More than half of organizations say they will fully cover the employee-paid share of medical or life insurance premiums (52% and 54% respectively) to avoid a lapse in coverage during furlough and ease the financial burden on employees. Slightly fewer than half of furloughing employers claim they will do the same for dental (46%), vision (44%), short term disability (41%), and long term disability premiums (45%).

 


Return-to-work planning

As the easing of some state restrictions began to appear on the horizon in late April 2020, companies exhibited a wide range of responses in terms of how they would be returning to “the new normal.”

Nine in 10 (92%) of employers have transitioned at least some employees to a work-from-home arrangement due to COVID-19. Of these, two-thirds are currently planning how to return their workers to the workplace. Most are considering a phased-in approach, yet one in ten companies plans to allow their entire workforce to return at once.

 


Just under a third of companies (32%) said they haven’t yet crafted a return-to-work plan. It is unclear whether these companies are being cautious and planning to continue work-from-home arrangements for now, or whether the sheer complexity of the environment has prevented them from beginning to plan.

“I’m a little bit surprised at the 10% of employers who are going to have everyone come back at once,” noted Ellen McCann, Assistant Vice President and Legal Counsel at Unum’s Employment Law Group, during an HR Trends podcast episode that discusses the return-to-work data in this survey.

 


“It will take a lot of thought and planning, particularly [depending] on where the employers’ operations are,” said McCann. “We know we have some jurisdictions who are going to be requiring certain things of their employees when they bring them back, such as social distancing and other CDC best practices that will have to be followed. A lot of work will need to be done just to figure out the logistics.”

Employee safety and well-being is a key concern. When asked for their top concerns as stay-at-home guidelines began to ease in the U.S., many companies cited preventing the virus from spreading at the office/sanitization/maintaining social distancing, as well as employee health and safety.

Other themes that emerged include:

  • Another outbreak/resurgence of the virus
  • Returning to work/life too soon – when is the right time?
  • Workers not wanting to return to office – due to fear or now realizing they can do their job from home 

Employer’s top return-to-work concern is the health and safety of their employees.

Benefits planning in the coming year

With so much disruption to organizations and the lives of employees, how much change do companies envision making to their benefits plan design in the coming months?

Slightly fewer than half of companies (46%) surveyed said they had no plans to change their benefit plans, although a third of companies do plan for some level of change in coming months.

The types of changes planned vary dramatically. Some organizations are considering boosting coverage – such as including more comprehensive coverage/increasing benefit options and promoting/adding telehealth coverage. Others are considering reducing the variety of benefits offered or shifting premium splits to more employee-paid.

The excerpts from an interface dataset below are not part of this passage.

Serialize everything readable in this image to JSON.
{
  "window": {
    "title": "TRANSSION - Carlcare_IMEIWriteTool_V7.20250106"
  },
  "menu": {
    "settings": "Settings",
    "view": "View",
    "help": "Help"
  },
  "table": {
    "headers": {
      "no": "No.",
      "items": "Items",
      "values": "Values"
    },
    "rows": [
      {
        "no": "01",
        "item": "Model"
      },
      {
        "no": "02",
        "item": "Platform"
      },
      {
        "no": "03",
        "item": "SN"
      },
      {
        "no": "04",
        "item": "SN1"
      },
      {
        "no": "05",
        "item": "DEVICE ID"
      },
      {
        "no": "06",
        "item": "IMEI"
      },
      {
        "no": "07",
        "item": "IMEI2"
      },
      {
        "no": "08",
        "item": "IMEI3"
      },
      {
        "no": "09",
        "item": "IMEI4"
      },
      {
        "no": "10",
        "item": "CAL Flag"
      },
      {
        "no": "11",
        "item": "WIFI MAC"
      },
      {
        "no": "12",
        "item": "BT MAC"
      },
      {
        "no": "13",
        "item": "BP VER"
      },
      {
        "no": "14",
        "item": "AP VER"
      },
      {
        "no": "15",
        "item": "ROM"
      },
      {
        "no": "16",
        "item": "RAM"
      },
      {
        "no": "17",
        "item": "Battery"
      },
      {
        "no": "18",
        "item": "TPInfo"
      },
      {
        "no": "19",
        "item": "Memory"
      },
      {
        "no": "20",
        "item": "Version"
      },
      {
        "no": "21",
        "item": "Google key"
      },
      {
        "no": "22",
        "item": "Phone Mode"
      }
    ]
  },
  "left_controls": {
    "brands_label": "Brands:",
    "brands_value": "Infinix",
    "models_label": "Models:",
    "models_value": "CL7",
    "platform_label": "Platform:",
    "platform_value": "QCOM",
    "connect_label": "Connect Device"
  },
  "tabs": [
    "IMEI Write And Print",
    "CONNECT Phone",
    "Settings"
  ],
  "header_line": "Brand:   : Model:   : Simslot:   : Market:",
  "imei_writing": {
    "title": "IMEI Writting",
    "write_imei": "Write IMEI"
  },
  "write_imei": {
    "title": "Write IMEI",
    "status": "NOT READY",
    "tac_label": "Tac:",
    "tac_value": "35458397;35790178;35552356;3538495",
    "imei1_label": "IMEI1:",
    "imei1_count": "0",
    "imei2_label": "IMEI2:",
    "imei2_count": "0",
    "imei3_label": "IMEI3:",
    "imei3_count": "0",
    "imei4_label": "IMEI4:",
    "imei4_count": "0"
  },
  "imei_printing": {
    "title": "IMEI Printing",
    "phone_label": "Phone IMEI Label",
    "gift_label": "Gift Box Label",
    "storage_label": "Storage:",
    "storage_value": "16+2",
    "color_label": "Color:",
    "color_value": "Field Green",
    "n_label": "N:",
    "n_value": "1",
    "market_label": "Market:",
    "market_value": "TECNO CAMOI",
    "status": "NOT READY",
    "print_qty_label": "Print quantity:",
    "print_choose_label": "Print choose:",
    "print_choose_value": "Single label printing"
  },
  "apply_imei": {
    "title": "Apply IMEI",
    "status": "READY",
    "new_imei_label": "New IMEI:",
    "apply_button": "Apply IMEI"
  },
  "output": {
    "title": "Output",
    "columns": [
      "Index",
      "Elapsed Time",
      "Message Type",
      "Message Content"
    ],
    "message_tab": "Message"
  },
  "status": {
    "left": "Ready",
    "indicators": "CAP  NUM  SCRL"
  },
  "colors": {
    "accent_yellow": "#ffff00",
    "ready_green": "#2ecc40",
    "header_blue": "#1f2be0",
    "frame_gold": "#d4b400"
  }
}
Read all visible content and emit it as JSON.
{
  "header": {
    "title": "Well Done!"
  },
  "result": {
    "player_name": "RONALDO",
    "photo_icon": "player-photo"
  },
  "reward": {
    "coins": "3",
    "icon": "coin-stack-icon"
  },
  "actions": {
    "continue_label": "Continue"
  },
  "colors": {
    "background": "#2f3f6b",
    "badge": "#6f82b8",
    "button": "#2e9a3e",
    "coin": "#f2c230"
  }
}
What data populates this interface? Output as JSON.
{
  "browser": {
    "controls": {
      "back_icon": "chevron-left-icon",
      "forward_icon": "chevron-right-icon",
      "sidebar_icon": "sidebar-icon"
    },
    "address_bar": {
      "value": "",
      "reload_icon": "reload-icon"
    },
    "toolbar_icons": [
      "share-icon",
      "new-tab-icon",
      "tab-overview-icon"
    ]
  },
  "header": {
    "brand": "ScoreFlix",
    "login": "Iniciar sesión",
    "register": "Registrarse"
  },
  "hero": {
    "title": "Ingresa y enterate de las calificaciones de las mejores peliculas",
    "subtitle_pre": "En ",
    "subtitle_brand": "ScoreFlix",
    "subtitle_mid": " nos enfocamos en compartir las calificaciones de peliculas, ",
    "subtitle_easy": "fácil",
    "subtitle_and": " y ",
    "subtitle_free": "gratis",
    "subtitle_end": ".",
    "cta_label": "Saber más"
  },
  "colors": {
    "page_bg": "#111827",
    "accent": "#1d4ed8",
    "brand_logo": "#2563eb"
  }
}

“Clearly this is a time of considerable change for organizations across the United States, says Chris Pyne, Executive Vice President of Group Benefits at Unum. “As employers craft their future benefit offerings, from design changes to building an effective strategy for open enrollment, we would encourage them to consult their advisors and leverage the expertise of carriers to craft the best possible solutions for their workforce. Now more than ever, companies want to protect their most valuable asset - their people.”

Unum will be continuing to take the pulse of market sentiment in coming months with our surveys. We are also releasing a wide variety of content to help employers navigate these unprecedented times. Visit our HR Trends site for materials from webinars to guides and podcasts.


1 Fortune, Fortune 500 2019, 2019; Unum internal data, 2020. Includes subsidiaries and affiliates.